The Soil Organic Matter metric is the measured TOC of the soil divided by that soil’s potential to store organic carbon, as modeled using USDA’s Soil Management Assessment Framework (SMAF).


Food Loss

The Food Loss metric is intended for growers to track and report the amount of food grown to the point of maturity but not used; in other words: crops that were “ready for harvest” but did not enter the supply chain for human consumption. Understanding this amount of product ‘loss,’ or product left in the field or culled out at various other stages in the supply chain, will provide growers and associated buyers with useful data on where and why loss is occurring within the boundaries of a single farm operation. The Food Loss metric measures loss at each operational unit under a grower’s operation which may include fields, packinghouse/processing facility, storage, and transport between each link.
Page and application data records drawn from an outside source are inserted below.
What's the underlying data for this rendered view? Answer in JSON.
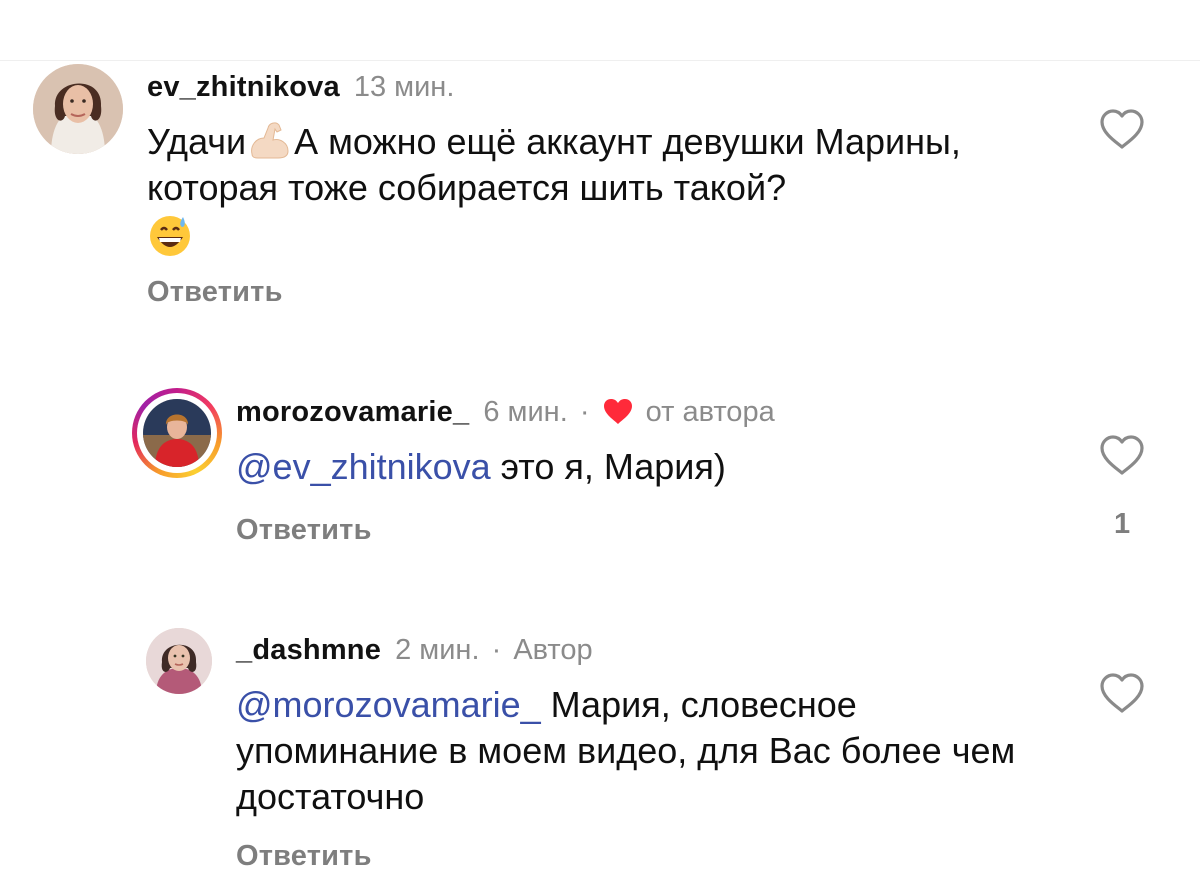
{
  "comments": [
    {
      "username": "ev_zhitnikova",
      "time": "13 мин.",
      "text_part1": "Удачи",
      "text_part2": "А можно ещё аккаунт девушки Марины, которая тоже собирается шить такой?",
      "emoji_1": "flexed-biceps",
      "emoji_2": "grinning-sweat-face",
      "reply_label": "Ответить"
    },
    {
      "username": "morozovamarie_",
      "time": "6 мин.",
      "separator": "·",
      "liked_by_author_label": "от автора",
      "mention": "@ev_zhitnikova",
      "text": " это я, Мария)",
      "reply_label": "Ответить",
      "like_count": "1"
    },
    {
      "username": "_dashmne",
      "time": "2 мин.",
      "separator": "·",
      "author_badge": "Автор",
      "mention": "@morozovamarie_",
      "text": " Мария, словесное упоминание в моем видео, для Вас более чем достаточно",
      "reply_label": "Ответить"
    }
  ],
  "colors": {
    "mention": "#3a50a8",
    "meta": "#8b8b8b",
    "heart_red": "#ff2a3a"
  }
}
This metric also tracks destinations for loss, drivers for loss, product loss excluding a change in moisture content, and opportunity cost for returning to the field to harvest what would otherwise become loss. By measuring loss, it is possible for growers to identify adjustment opportunities to improve operational efficiencies.


The supporting guidelines are listed by relevant metric (note, some guidelines support more than one metric).

Guidelines: Nitrogen Use Metric

Protocol for Estimating Nitrogen Fixation of Leguminous Crops

Protocol for Sampling and Testing for Nitrogen Concentration in Irrigation Water

Estimating Nitrogen and Phosphorous Content for Organic Fertilizers

Guidelines: Phosphorous Use Metric

Estimating Nitrogen and Phosphorous Content for Organic Fertilizers

Protocol for Soil Sampling

Guideline: Soil Organic Matter Metric

Protocol for Soil Sampling